A bit about yourself:
José Picardo is Assistant Principal in charge of Digital Strategy at Surbiton High School. He has taught languages for over ten years and regularly speaks at learning, technologies and foreign languages themed conferences and training events, both nationally and internationally. In addition, José has advised other schools, government bodies and other organisations on the use of new and emerging technologies to support teaching and learning.
1. What place, if any, has technology got in education?
Technology is hugely important in all areas of society. Essential in many cases. Education is no different, in my view.
2. What’s your favourite edtech tool for learning and why?
To me it’s not a tool as such, but rather the social aspect of the internet, which has revolutionised the way we communicate. Hidden amongst all the sensationalist headlines decrying how alone we are in a sea of constant, inane chatter is the fact that we are writing, reading and communicating with each other on previously unprecedented scales. This presents us with both opportunities and challenges. Opportunities because we can now use these communication tools to enable teachers to network and learn from others wherever they may be in the world in previously impossible ways; to support teachers in passing on their subject knowledge to learners; and to add a new dimension to the process of feeding back to enable learning to progress. But also challenges, as bullying and other kinds of inappropriate behaviour are released from the confines of the school corridors onto our social networks, which to this day mostly remain a no-go area in most schools for this reason. These concerns are reasonable. However, I think that a problem has arisen when many schools have confused controlling access to social networks with total disengagement, thus depriving their students of models of appropriate behaviour, so children only have each other as models. The problem is compounded by the fact that many of the adults involved in education simply lack the experience and skills to be appropriate role models in the use of social media. This is why a greater, more concerted and more constructive involvement of schools in the digital lives of their students is necessary if we want our students to acquire the best possible education. Simply ignoring this other dimension of pupil behaviour seems to me to be grossly irresponsible.

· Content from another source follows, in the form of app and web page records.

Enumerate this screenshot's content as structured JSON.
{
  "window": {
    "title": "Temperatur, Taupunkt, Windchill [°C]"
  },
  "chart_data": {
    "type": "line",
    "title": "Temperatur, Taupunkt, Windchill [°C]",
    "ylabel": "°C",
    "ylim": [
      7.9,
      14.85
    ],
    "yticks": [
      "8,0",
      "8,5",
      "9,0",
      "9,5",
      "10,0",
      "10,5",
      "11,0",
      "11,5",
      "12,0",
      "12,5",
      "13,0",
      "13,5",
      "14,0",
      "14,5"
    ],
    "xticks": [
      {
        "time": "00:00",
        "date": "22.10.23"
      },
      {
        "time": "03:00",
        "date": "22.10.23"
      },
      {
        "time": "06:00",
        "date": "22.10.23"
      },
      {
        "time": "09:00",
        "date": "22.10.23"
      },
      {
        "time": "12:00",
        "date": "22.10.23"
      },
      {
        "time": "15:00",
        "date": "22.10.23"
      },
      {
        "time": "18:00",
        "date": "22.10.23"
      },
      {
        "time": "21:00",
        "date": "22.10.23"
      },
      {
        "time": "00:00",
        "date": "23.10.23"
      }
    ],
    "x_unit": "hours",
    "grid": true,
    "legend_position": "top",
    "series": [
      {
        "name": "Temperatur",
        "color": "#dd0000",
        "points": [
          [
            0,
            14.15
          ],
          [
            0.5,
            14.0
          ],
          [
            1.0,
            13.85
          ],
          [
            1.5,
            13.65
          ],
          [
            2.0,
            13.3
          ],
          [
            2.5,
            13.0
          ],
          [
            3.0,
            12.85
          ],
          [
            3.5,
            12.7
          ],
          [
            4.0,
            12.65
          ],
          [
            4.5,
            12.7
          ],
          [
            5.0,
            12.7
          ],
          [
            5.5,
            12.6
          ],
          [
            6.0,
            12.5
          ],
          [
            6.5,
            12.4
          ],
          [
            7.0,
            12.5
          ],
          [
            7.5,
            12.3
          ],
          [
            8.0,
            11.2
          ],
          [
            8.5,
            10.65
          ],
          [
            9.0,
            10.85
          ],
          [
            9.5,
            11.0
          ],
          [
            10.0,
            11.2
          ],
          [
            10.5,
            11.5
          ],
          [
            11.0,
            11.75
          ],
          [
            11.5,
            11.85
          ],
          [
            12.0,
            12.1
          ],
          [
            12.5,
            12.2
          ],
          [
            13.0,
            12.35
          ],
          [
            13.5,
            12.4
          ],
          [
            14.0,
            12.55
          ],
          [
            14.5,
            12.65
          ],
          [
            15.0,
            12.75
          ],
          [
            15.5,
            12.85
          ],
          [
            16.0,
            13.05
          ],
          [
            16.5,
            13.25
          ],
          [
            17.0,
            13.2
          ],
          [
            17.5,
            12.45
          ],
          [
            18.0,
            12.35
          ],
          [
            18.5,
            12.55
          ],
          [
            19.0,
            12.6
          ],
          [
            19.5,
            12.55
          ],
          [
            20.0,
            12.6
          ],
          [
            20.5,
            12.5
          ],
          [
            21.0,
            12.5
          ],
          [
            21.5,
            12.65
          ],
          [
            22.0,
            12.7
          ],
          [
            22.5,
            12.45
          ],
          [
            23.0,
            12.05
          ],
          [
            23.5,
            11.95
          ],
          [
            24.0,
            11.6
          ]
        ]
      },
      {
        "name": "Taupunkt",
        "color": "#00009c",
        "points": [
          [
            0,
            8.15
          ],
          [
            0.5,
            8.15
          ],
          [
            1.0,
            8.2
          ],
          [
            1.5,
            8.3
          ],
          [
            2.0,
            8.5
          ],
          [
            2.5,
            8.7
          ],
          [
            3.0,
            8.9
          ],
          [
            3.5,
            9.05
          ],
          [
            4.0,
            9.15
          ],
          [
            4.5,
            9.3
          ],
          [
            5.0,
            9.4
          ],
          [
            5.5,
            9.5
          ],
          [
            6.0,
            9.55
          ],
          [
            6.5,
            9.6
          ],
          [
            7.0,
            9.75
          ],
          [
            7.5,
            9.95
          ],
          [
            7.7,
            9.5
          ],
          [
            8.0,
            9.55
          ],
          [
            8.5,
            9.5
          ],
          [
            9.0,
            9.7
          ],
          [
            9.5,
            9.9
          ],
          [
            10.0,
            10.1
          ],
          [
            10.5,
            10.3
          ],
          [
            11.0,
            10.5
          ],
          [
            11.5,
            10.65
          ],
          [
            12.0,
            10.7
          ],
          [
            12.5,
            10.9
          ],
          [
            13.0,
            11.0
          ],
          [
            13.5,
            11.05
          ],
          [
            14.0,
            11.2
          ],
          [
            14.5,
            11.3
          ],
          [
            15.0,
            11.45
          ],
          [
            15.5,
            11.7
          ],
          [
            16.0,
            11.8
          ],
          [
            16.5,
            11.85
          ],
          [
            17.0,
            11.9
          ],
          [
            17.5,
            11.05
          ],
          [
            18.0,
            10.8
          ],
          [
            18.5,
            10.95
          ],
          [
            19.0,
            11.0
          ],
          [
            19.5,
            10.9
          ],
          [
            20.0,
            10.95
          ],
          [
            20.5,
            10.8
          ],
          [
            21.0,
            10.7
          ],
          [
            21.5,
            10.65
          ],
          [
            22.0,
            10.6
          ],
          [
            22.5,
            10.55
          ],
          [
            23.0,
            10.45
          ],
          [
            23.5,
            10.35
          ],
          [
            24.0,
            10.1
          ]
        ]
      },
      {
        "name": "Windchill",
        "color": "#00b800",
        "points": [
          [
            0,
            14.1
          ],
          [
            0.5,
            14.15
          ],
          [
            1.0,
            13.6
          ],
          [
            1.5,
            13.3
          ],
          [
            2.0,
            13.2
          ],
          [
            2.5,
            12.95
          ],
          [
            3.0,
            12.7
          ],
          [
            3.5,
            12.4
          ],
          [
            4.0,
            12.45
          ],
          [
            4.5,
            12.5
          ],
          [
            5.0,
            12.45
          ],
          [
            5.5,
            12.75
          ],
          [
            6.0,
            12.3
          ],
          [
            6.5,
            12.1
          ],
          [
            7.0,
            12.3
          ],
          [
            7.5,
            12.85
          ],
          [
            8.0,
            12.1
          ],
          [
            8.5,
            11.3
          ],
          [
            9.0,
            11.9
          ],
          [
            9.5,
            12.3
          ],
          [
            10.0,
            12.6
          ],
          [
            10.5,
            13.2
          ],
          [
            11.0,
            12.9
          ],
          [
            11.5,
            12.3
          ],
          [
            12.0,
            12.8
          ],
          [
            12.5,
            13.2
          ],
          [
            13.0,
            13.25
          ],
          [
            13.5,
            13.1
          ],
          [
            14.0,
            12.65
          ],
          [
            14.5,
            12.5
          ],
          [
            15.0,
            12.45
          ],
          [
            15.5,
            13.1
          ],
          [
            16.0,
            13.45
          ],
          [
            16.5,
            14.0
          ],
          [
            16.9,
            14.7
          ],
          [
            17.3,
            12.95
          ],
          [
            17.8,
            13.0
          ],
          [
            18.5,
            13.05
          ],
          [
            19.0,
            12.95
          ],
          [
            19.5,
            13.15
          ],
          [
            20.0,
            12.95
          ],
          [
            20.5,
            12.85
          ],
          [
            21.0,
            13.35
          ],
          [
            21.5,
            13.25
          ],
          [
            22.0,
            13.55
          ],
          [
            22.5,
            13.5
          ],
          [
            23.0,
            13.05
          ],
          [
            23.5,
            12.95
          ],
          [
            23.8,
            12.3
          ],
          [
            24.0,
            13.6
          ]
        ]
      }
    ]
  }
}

3. What are your thoughts on students using mobile devices in the classroom?
Mobiles devices have been clandestine presences in our classrooms for years now. As we get round to accepting, albeit reluctantly in many cases, that there might be some potential and benefit in exploring the use of tablets to support teaching and learning, we have begun to accept that, perhaps, some of the fears were unfounded and that some others had nothing to do with technology and all to do with behaviour management and high expectations. It is to my mind undeniable that tablets are a formidable teaching, learning and communication tool. Their ability to be preloaded with and allow instant access to engaging, interactive and multimedia content is indeed one of their main attractions. However, as well as means for content consumption, tablets incorporate software, cameras, microphones and other sensors that allow teachers and students to create and instantly share their own media-rich content, all the while helping to keep compelling records of learning and progress. I really feel that technology works best when it helps us achieve things that we would not have been able to achieve without it. As such, I envisage that tablets will be used, not instead of other resources, but, rather, as well as, when their use is justified by outcomes that would have been otherwise inconceivable and only when teaching and learning would benefit from their use.
Many thanks to José for his responses. I hope you found them as insightful as I did. If you’d like to have your say, then please do by visiting here and filling out the form.